Thursday, October 20, 2011

The Fulfillment Project Responds to You

The first week of The Fulfillment Project has been amazing.  There have been so many thoughts and ideas posted on my blog and emailed directly to me that I wanted to devote a day just to you.

First off, I got to meet Shelly. Shelly was diagnosed with chronic fatigue syndrome and decided she needed a way to focus on everything wonderful about life (I hope I've paraphrased that accurately Shelly).  This desire fueled her Big Life Project.  What inspired me most about Shelly was the way she has taken something difficult and turned it into a focus on joy.  I think that kind of focus will play an important role in The Fulfillment Project, and even though I haven't gotten to it will come.

cropped pic from Shelly's website
CP at Large on G+ recommended I read Flourish by Martin Seligman.  You can check out her blog here:  Even though I promised you this blog would be, the not very well researched account of one woman's search for fulfillment, I have trouble resisting a good book recommendation.  Flourish is now on my holds list at the library.  I have the feeling it'll be filled with some irresistible quotes. 

I also loved a comment by Hart at  She brought up the blessing of having enough, not so much that you don't appreciate the good things in life, but enough so you aren't miserable.  I love this idea, which is essentially about balance.  I'm quite certain balance is going to play an essential role in The Fulfillment Project.

Finally, the two comments made by almost every guy I know, including my husband are as follows:
1.  You seem pretty happy; and
2.  Why are you doing things you don't like (in response to my Internal Shudder post).

At first I was tempted to frame this as a Mars/Venus response, but the more I thought about it, the more I realized that was too simple.  The first comment is valid.  Why should I try to make my fairly happy self, even happier?  Is it a self-absorbed, waste of time?  There's a substantial body of research that shows it isn't, but maybe the best way to make that point is to follow the age old writer's advice and show instead of tell.  Going forward I will make a point of showing why it's important for me (and you) to push ourselves to the top end of the happiness spectrum.

As for the second point, either every guy I happened to talk to this week is way more self-actualized than every woman I know, or it really is a Mars/Venus kind of thing.

Next post will be published on Monday.  It asks the question, what brings joy?  My answer pushes me back towards an abandoned passion.  I can't wait to hear about all of your passions (abandoned and otherwise) that bring you joy. 


Sarah Tokeley said...

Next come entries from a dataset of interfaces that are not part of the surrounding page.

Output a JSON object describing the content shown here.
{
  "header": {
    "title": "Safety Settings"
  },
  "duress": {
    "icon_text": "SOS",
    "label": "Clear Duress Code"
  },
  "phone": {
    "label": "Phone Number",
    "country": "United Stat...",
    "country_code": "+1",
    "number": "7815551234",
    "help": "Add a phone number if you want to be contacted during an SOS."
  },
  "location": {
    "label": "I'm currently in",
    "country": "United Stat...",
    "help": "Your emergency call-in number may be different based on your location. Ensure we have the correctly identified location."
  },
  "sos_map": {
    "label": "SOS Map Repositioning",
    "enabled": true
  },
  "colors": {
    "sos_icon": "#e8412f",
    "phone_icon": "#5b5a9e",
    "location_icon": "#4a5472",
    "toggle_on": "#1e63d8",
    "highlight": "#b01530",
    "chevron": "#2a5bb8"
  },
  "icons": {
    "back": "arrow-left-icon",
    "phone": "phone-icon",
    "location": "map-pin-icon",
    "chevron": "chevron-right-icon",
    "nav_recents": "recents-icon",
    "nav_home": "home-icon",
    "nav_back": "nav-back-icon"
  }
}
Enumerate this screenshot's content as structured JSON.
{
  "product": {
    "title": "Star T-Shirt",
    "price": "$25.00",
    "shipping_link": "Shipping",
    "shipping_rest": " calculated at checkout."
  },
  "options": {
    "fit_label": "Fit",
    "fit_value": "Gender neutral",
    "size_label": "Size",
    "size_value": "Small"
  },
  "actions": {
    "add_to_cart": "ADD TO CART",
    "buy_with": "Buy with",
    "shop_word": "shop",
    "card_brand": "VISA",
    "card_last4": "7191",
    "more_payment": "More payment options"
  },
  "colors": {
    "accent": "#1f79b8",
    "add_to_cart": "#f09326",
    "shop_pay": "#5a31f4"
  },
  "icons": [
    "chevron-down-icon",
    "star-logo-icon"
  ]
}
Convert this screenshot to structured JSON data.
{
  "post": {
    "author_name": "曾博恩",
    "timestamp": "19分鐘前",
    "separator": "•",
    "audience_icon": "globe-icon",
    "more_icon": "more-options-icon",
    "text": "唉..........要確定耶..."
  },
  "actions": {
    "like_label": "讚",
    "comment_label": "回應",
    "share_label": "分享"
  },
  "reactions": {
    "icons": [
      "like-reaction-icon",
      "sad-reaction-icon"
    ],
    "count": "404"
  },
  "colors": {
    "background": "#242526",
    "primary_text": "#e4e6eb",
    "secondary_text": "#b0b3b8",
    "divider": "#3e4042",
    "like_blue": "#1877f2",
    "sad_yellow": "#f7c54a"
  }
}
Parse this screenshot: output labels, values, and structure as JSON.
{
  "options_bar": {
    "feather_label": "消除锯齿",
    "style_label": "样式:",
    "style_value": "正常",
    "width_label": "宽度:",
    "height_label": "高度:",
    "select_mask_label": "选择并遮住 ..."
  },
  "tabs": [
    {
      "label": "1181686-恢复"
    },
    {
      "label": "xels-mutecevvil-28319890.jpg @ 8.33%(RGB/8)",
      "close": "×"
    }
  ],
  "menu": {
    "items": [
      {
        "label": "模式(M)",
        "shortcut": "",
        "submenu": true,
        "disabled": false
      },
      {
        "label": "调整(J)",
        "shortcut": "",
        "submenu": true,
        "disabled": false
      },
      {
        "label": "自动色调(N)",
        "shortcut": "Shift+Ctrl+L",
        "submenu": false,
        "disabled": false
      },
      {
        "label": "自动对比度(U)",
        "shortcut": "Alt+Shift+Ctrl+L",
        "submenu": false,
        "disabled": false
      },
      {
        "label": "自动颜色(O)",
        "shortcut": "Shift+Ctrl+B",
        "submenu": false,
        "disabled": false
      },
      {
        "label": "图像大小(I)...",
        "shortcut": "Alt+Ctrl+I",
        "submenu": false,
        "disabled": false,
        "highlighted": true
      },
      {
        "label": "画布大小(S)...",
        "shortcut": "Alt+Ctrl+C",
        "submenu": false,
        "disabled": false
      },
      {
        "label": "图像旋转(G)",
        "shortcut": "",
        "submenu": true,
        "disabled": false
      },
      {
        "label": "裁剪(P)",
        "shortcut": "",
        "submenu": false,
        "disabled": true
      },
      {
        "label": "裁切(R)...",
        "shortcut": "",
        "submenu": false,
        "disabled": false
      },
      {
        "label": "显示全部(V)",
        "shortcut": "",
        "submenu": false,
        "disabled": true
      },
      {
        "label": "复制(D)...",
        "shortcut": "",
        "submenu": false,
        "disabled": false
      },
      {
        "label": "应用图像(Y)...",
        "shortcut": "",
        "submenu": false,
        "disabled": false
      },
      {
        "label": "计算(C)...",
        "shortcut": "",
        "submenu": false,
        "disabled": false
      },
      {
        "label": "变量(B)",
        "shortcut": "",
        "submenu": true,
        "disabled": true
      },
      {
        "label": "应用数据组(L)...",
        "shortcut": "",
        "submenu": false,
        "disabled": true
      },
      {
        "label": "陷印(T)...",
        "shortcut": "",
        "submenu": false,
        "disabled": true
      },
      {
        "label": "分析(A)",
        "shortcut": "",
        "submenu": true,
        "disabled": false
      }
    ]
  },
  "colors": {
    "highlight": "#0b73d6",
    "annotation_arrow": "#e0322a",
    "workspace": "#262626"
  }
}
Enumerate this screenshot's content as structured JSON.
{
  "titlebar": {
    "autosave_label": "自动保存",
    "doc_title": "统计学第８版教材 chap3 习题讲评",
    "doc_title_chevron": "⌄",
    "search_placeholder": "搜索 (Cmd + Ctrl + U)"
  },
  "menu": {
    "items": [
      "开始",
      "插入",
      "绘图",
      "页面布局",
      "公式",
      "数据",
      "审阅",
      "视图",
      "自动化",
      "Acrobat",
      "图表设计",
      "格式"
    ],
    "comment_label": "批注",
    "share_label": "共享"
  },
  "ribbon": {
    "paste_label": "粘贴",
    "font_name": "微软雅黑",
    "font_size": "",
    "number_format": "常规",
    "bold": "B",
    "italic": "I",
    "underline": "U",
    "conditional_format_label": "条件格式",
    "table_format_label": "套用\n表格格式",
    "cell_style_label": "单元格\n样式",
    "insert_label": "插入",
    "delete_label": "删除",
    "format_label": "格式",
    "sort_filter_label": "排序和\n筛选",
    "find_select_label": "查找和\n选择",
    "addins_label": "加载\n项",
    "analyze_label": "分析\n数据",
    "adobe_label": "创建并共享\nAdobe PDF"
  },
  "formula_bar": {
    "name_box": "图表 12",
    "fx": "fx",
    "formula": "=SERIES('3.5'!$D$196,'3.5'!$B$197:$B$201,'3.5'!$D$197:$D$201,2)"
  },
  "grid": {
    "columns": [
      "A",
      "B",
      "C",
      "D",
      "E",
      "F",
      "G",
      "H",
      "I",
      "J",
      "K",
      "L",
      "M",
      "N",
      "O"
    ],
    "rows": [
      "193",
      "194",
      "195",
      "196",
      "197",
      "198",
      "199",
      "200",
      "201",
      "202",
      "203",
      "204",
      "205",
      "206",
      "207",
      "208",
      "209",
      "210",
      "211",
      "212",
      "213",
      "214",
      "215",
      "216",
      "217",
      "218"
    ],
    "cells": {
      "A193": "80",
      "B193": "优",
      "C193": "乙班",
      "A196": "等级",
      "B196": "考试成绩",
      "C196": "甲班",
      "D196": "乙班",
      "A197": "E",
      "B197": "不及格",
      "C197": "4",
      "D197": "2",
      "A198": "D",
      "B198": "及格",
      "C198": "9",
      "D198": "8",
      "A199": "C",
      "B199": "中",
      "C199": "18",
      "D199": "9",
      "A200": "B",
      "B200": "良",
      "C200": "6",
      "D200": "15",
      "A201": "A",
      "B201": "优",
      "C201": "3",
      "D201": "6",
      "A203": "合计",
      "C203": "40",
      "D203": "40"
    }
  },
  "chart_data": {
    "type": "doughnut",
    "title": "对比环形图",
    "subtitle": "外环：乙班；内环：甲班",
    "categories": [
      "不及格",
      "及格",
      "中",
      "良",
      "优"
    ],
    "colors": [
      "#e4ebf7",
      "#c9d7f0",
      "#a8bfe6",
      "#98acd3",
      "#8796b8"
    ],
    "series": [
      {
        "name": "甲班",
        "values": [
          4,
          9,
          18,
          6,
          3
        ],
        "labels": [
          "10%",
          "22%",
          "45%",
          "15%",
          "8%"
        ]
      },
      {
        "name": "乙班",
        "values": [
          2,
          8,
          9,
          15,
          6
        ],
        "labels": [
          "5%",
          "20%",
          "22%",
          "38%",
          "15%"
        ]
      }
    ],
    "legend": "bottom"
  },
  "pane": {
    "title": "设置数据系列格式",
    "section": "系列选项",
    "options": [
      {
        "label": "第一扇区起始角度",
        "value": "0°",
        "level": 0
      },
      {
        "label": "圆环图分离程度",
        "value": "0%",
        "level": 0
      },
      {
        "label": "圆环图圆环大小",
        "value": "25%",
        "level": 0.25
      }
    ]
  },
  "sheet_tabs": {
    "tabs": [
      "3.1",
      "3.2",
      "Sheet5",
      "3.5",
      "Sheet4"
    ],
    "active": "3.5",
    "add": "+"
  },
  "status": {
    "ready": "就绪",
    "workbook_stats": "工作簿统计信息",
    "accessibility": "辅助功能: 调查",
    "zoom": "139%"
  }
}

Surely the more pertinent question is why wouldn't you try to make yourself even happier if you can?

Matthew MacNish said...

What brings me joy? Family. Writing. Nature. My dog. Reading.

Alex J. Cavanaugh said...

I think it's the logical part of us that asks that question!

clpauwels said...

Thanks for the mention and link!

I'm following your project with great interest. Good luck to you -


Johanna Garth said...

Sarah, see! That's the perfect question.

Matthew, I may need to talk to you about the dog bit later in the project. We don't have one...yet.

Alex, I think you're right!

My pleasure Cyndi and thanks again for the recommendation.

Hart Johnson said...

Hey, thank you for the shout-out! As for the man/woman thing... you know what i think? Men think we over think it... that we'd be happier not thinking about why we aren't happier. (they probably... if you really got to the root of it, think we should just think about sex more). I think there IS something to overthinking it sometimes, but at the same time, i think training yourself to focus on the good and change small habits really CAN have amazing results.

WritingNut said...

This sounds like a great project... and I agree with Alex... it is the logical part of us that asks, isn't it?

So glad I stumbled across your blog :)

Sara said...

In my experience, men are no less influenced by what they think they should like/want than women are - they are just less aware of how those "shoulds" affect their life. Is a love of flowers or the color pink really determined by your chromasomes? Or is it just that men from a very young age learn to completely shut off thoughts that don't fit within the typical idea of what a man should be? Reading Raising Cain and it just make me sad that R has no problem discussing his love of swords, but only reveals how much he loves his baby doll to a selet few boys (child 2 being one of the few who get the love of violence and nurturing at the same time).

Shelly I said...

Johanna, I'm honored you stopped by my Project site! Thank you for the kind words and the link here on your lovely blog! I have been out of circulation for a few days, and this was such a joy to find as I am catching up on my social media and reading. You made my day. So if you get some of your fulfillment from helping others and making them smile, your project is yielding fruit. :-)